● **PROMPT**:
Please copy each line of the records below that holds the word "image".

● **EXERCISE MATERIALS**:
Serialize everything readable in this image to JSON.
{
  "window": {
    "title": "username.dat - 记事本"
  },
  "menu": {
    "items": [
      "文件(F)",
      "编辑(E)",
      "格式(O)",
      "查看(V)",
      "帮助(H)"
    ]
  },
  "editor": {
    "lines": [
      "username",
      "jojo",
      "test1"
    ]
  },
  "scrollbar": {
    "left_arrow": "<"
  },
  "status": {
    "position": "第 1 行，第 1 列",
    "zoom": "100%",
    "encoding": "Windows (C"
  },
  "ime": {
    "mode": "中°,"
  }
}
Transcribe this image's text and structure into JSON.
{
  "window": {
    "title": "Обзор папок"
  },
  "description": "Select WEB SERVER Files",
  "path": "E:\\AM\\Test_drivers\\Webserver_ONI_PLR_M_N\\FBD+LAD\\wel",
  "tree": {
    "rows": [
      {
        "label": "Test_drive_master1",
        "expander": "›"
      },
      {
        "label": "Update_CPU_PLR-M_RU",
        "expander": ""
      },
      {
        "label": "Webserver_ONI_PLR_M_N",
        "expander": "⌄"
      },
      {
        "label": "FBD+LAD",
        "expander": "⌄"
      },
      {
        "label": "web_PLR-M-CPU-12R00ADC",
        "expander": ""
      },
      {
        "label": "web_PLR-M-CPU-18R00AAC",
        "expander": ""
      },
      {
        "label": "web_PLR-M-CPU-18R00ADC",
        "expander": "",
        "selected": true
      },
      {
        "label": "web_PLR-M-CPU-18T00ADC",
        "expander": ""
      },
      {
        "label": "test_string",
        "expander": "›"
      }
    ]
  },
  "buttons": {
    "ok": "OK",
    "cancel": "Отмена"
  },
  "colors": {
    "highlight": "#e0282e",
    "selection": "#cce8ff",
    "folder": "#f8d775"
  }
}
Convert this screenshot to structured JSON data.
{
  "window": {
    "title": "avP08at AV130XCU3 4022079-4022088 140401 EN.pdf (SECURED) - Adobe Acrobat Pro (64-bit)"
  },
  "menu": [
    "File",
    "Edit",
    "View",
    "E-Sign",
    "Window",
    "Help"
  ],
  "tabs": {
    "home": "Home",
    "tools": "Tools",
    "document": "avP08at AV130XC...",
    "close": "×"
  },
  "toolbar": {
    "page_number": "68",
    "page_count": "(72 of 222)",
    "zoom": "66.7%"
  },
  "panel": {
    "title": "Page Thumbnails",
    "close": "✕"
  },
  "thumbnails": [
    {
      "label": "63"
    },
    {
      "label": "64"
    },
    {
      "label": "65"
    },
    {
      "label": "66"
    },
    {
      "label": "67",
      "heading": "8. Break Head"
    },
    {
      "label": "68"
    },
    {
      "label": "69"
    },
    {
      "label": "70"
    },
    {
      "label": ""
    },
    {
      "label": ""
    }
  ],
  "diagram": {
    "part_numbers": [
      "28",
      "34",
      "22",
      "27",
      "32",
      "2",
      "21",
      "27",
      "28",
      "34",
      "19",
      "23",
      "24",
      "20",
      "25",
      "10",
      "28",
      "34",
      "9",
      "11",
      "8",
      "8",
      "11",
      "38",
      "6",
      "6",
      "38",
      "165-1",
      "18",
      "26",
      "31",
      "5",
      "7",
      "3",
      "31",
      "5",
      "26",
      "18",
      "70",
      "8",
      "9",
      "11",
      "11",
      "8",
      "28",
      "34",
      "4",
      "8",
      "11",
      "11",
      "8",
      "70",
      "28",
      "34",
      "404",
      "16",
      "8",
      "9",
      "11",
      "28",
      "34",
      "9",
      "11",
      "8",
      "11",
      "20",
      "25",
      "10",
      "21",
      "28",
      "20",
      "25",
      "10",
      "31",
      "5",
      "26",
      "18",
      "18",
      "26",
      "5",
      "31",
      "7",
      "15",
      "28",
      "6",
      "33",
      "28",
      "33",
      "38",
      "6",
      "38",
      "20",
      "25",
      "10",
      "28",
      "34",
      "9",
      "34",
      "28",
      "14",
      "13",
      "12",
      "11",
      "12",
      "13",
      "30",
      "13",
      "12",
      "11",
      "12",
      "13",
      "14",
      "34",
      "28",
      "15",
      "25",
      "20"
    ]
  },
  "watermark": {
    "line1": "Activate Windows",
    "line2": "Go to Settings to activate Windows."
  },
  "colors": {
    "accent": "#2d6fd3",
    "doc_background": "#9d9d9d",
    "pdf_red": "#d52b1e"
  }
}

● **THE COMPLETED TASK**:
Serialize everything readable in this image to JSON.
Transcribe this image's text and structure into JSON.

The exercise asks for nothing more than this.